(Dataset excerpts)
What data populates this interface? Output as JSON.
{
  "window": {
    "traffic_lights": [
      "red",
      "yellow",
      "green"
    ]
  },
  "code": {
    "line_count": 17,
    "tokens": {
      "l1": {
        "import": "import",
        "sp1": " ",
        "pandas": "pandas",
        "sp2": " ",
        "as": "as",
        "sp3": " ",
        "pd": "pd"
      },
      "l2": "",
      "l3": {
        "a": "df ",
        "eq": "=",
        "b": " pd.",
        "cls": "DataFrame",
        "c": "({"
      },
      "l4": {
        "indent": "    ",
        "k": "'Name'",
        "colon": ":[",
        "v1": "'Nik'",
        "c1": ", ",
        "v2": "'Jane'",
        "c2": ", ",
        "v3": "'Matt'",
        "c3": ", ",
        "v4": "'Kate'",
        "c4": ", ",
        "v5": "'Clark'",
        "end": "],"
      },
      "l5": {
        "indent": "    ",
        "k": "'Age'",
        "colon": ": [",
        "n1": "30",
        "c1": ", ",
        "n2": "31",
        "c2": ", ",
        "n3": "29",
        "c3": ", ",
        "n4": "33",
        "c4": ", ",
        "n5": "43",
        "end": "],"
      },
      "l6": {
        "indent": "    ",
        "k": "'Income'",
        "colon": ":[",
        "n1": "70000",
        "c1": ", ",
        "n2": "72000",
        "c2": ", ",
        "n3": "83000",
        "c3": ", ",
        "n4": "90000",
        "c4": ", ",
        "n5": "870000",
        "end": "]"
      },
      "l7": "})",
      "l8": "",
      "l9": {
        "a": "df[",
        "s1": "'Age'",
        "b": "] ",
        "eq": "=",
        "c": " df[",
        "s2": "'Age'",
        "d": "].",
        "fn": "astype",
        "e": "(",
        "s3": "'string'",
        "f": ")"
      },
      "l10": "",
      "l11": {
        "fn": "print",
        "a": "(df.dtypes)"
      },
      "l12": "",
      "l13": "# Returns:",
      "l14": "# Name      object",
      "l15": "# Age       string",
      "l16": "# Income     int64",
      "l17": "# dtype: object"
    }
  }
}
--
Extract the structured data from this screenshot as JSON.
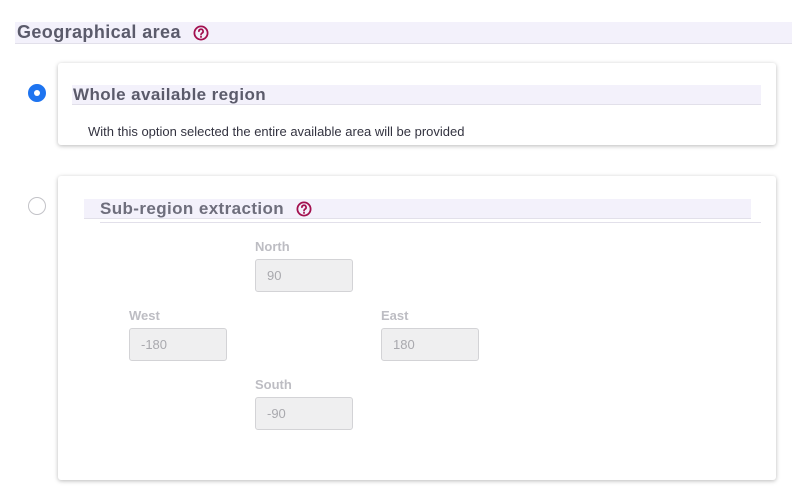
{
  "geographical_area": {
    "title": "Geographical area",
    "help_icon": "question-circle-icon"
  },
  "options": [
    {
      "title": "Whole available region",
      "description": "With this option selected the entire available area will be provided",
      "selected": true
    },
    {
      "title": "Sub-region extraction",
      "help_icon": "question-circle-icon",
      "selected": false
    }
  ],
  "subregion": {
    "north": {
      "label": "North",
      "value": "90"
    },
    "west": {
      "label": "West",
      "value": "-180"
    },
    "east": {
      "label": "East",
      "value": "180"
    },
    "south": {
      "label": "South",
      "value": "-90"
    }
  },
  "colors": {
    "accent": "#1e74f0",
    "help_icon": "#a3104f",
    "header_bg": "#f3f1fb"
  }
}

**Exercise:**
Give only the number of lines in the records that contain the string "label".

**Result for this exercise:**
4